Website and app data records
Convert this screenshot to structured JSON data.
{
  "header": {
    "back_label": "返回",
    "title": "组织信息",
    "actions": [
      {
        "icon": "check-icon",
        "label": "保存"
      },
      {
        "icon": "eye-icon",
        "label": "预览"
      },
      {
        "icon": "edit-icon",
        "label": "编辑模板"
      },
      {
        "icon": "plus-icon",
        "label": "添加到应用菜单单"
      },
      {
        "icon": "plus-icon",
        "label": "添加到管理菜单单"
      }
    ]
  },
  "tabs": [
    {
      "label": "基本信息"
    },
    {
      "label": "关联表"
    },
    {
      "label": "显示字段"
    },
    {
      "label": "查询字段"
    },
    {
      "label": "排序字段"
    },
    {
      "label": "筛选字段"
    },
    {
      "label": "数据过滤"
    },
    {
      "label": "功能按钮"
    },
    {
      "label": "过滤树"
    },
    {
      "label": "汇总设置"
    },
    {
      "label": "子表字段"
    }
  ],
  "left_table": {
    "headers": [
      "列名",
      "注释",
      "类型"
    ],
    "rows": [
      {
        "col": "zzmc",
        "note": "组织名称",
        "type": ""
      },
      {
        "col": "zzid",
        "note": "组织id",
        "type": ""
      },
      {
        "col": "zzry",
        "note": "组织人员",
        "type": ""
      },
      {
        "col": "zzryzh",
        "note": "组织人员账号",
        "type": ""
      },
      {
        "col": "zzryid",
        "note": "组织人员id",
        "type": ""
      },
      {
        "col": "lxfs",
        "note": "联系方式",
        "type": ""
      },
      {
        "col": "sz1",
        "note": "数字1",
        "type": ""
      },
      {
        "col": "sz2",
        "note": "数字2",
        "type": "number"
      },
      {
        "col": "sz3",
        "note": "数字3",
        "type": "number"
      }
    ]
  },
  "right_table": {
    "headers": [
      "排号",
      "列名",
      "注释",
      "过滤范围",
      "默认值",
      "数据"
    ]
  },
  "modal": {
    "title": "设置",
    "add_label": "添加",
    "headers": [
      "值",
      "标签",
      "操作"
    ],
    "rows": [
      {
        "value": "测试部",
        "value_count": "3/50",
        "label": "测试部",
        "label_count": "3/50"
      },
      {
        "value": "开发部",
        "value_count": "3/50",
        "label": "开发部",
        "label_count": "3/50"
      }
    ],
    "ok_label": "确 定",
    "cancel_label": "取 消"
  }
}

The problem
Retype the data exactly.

Solution to this exercise
Convert this screenshot to structured JSON data.
{
  "header": {
    "back_label": "返回",
    "title": "组织信息",
    "actions": [
      {
        "icon": "check-icon",
        "label": "保存"
      },
      {
        "icon": "eye-icon",
        "label": "预览"
      },
      {
        "icon": "edit-icon",
        "label": "编辑模板"
      },
      {
        "icon": "plus-icon",
        "label": "添加到应用菜单单"
      },
      {
        "icon": "plus-icon",
        "label": "添加到管理菜单单"
      }
    ]
  },
  "tabs": [
    {
      "label": "基本信息"
    },
    {
      "label": "关联表"
    },
    {
      "label": "显示字段"
    },
    {
      "label": "查询字段"
    },
    {
      "label": "排序字段"
    },
    {
      "label": "筛选字段"
    },
    {
      "label": "数据过滤"
    },
    {
      "label": "功能按钮"
    },
    {
      "label": "过滤树"
    },
    {
      "label": "汇总设置"
    },
    {
      "label": "子表字段"
    }
  ],
  "left_table": {
    "headers": [
      "列名",
      "注释",
      "类型"
    ],
    "rows": [
      {
        "col": "zzmc",
        "note": "组织名称",
        "type": ""
      },
      {
        "col": "zzid",
        "note": "组织id",
        "type": ""
      },
      {
        "col": "zzry",
        "note": "组织人员",
        "type": ""
      },
      {
        "col": "zzryzh",
        "note": "组织人员账号",
        "type": ""
      },
      {
        "col": "zzryid",
        "note": "组织人员id",
        "type": ""
      },
      {
        "col": "lxfs",
        "note": "联系方式",
        "type": ""
      },
      {
        "col": "sz1",
        "note": "数字1",
        "type": ""
      },
      {
        "col": "sz2",
        "note": "数字2",
        "type": "number"
      },
      {
        "col": "sz3",
        "note": "数字3",
        "type": "number"
      }
    ]
  },
  "right_table": {
    "headers": [
      "排号",
      "列名",
      "注释",
      "过滤范围",
      "默认值",
      "数据"
    ]
  },
  "modal": {
    "title": "设置",
    "add_label": "添加",
    "headers": [
      "值",
      "标签",
      "操作"
    ],
    "rows": [
      {
        "value": "测试部",
        "value_count": "3/50",
        "label": "测试部",
        "label_count": "3/50"
      },
      {
        "value": "开发部",
        "value_count": "3/50",
        "label": "开发部",
        "label_count": "3/50"
      }
    ],
    "ok_label": "确 定",
    "cancel_label": "取 消"
  }
}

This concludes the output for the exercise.